“We still do this work as part of our warm up for the show, and are still discovering new things about our characters,” cast member Estie Pyper ’16 said. “Being a British play, we also did a lot of dialect work with Sam Norton, who helped us find a unique tone and rhythm to our speech beyond simply speaking in standard British dialect.”
In order to enhance the comedic aspects of the performance, in terms of both the deliverance of the script and the movement on stage, timing is everything.
“As actors, we have to keep in mind the precision of timing for all of the physical gags while still finding delight in everything we do onstage as our characters,” cast member Emily Hooper ’14 said. “It’s a roller coaster of a balancing act and I’ve loved every minute of it.”
Hutchinson noted that this group of actors proved to be dedicated to the process, and to be willing to play.
“It’s such a joy to work on a comedy–no matter what mood I was in that day, coming to rehearsal instantly brightened it,” Pyper said. “From day one, Anjalee emphasized the importance of supporting and taking care of each other, and I find this to be so important, especially with a small cast. We play off of each other’s energy, and find new ways of connecting on stage every day. Even now I find myself desperately trying to suppress laughter while running the show–we just have too much fun with it!”
“It really is a delightfully silly and joyful cast,” Hutchinson said. “I can’t wait until they have an audience to enjoy some of the silliness for themselves.”
When asked what was the best part of creating this production, Hutchinson responded: “Laughing every night.

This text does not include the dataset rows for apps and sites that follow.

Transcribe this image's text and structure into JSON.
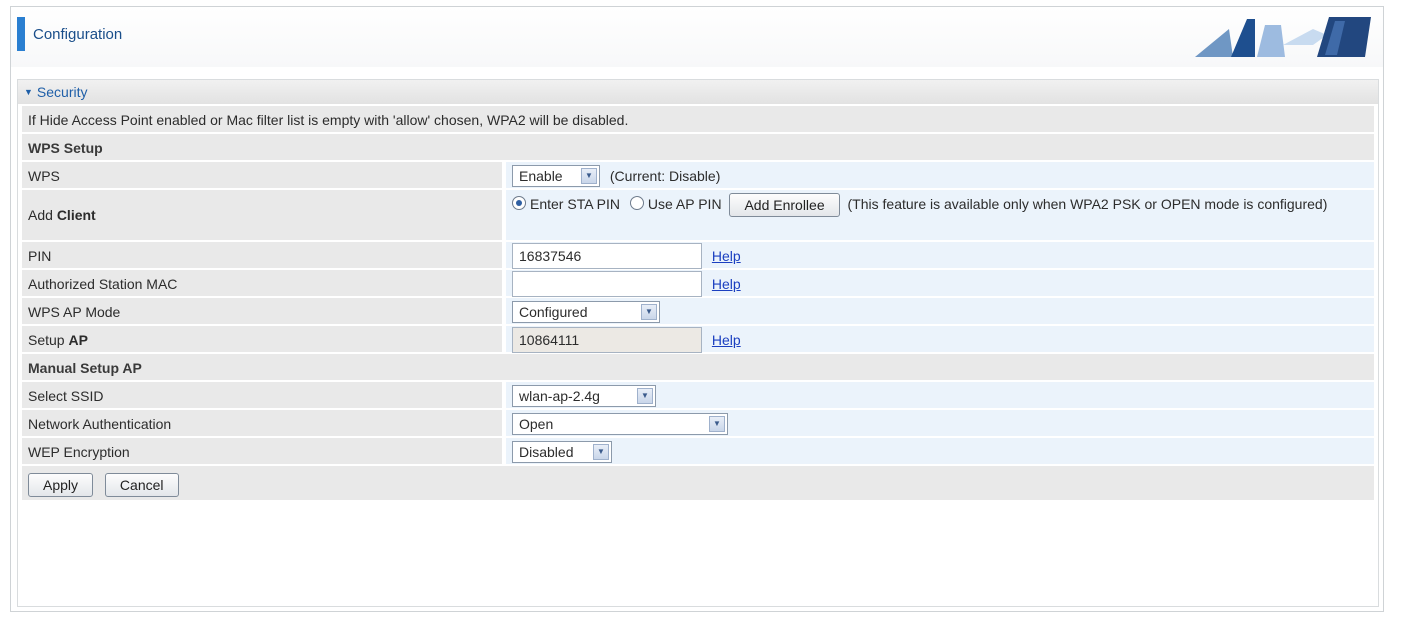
{
  "header": {
    "title": "Configuration"
  },
  "panel": {
    "title": "Security"
  },
  "notice": "If Hide Access Point enabled or Mac filter list is empty with 'allow' chosen, WPA2 will be disabled.",
  "wps_section": {
    "title": "WPS Setup",
    "wps": {
      "label": "WPS",
      "value": "Enable",
      "current": "(Current: Disable)"
    },
    "add_client": {
      "label_prefix": "Add ",
      "label_bold": "Client",
      "option_sta": "Enter STA PIN",
      "option_ap": "Use AP PIN",
      "selected": "Enter STA PIN",
      "button": "Add Enrollee",
      "note": "(This feature is available only when WPA2 PSK or OPEN mode is configured)"
    },
    "pin": {
      "label": "PIN",
      "value": "16837546",
      "help": "Help"
    },
    "authorized_mac": {
      "label": "Authorized Station MAC",
      "value": "",
      "help": "Help"
    },
    "ap_mode": {
      "label": "WPS AP Mode",
      "value": "Configured"
    },
    "setup_ap": {
      "label_prefix": "Setup ",
      "label_bold": "AP",
      "value": "10864111",
      "help": "Help"
    }
  },
  "manual_section": {
    "title": "Manual Setup AP",
    "ssid": {
      "label": "Select SSID",
      "value": "wlan-ap-2.4g"
    },
    "auth": {
      "label": "Network Authentication",
      "value": "Open"
    },
    "wep": {
      "label": "WEP Encryption",
      "value": "Disabled"
    }
  },
  "buttons": {
    "apply": "Apply",
    "cancel": "Cancel"
  },
  "colors": {
    "accent": "#2a7fd1",
    "link": "#1b3fc0",
    "value_bg": "#ebf3fb",
    "label_bg": "#e9e9e9"
  }
}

What a gift.”
For the Friday evening performance there is a 2-for-1 ticket sale if you come wearing something from the 60s. Tickets for each performance are $10 / $5.